* Data extracts
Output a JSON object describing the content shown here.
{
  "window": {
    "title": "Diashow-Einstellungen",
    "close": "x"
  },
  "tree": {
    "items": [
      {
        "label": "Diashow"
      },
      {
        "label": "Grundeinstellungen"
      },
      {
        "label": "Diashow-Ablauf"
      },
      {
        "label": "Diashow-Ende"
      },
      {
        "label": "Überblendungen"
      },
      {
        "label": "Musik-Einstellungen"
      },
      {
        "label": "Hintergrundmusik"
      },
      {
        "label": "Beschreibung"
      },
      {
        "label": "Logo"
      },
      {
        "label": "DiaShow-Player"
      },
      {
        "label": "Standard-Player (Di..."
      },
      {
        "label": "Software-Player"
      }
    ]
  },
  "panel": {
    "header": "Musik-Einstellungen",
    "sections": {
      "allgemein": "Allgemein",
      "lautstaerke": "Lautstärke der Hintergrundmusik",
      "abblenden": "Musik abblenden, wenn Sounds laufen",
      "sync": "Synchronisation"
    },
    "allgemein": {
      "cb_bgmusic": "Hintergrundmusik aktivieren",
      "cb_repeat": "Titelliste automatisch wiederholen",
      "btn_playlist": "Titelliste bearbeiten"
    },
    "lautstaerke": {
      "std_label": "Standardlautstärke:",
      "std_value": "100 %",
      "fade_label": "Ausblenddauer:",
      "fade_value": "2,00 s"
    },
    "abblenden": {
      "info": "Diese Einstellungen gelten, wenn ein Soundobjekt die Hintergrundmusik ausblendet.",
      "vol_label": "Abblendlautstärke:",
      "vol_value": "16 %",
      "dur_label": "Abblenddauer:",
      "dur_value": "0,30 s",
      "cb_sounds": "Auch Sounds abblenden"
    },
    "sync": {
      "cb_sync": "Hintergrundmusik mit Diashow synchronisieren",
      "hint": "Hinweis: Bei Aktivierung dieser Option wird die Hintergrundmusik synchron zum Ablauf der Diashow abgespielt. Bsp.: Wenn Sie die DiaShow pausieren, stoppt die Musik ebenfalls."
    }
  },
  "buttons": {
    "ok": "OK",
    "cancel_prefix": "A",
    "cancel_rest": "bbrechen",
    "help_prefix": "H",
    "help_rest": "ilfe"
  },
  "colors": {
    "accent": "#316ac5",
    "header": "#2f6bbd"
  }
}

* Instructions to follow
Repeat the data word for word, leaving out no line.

* Result
Output a JSON object describing the content shown here.
{
  "window": {
    "title": "Diashow-Einstellungen",
    "close": "x"
  },
  "tree": {
    "items": [
      {
        "label": "Diashow"
      },
      {
        "label": "Grundeinstellungen"
      },
      {
        "label": "Diashow-Ablauf"
      },
      {
        "label": "Diashow-Ende"
      },
      {
        "label": "Überblendungen"
      },
      {
        "label": "Musik-Einstellungen"
      },
      {
        "label": "Hintergrundmusik"
      },
      {
        "label": "Beschreibung"
      },
      {
        "label": "Logo"
      },
      {
        "label": "DiaShow-Player"
      },
      {
        "label": "Standard-Player (Di..."
      },
      {
        "label": "Software-Player"
      }
    ]
  },
  "panel": {
    "header": "Musik-Einstellungen",
    "sections": {
      "allgemein": "Allgemein",
      "lautstaerke": "Lautstärke der Hintergrundmusik",
      "abblenden": "Musik abblenden, wenn Sounds laufen",
      "sync": "Synchronisation"
    },
    "allgemein": {
      "cb_bgmusic": "Hintergrundmusik aktivieren",
      "cb_repeat": "Titelliste automatisch wiederholen",
      "btn_playlist": "Titelliste bearbeiten"
    },
    "lautstaerke": {
      "std_label": "Standardlautstärke:",
      "std_value": "100 %",
      "fade_label": "Ausblenddauer:",
      "fade_value": "2,00 s"
    },
    "abblenden": {
      "info": "Diese Einstellungen gelten, wenn ein Soundobjekt die Hintergrundmusik ausblendet.",
      "vol_label": "Abblendlautstärke:",
      "vol_value": "16 %",
      "dur_label": "Abblenddauer:",
      "dur_value": "0,30 s",
      "cb_sounds": "Auch Sounds abblenden"
    },
    "sync": {
      "cb_sync": "Hintergrundmusik mit Diashow synchronisieren",
      "hint": "Hinweis: Bei Aktivierung dieser Option wird die Hintergrundmusik synchron zum Ablauf der Diashow abgespielt. Bsp.: Wenn Sie die DiaShow pausieren, stoppt die Musik ebenfalls."
    }
  },
  "buttons": {
    "ok": "OK",
    "cancel_prefix": "A",
    "cancel_rest": "bbrechen",
    "help_prefix": "H",
    "help_rest": "ilfe"
  },
  "colors": {
    "accent": "#316ac5",
    "header": "#2f6bbd"
  }
}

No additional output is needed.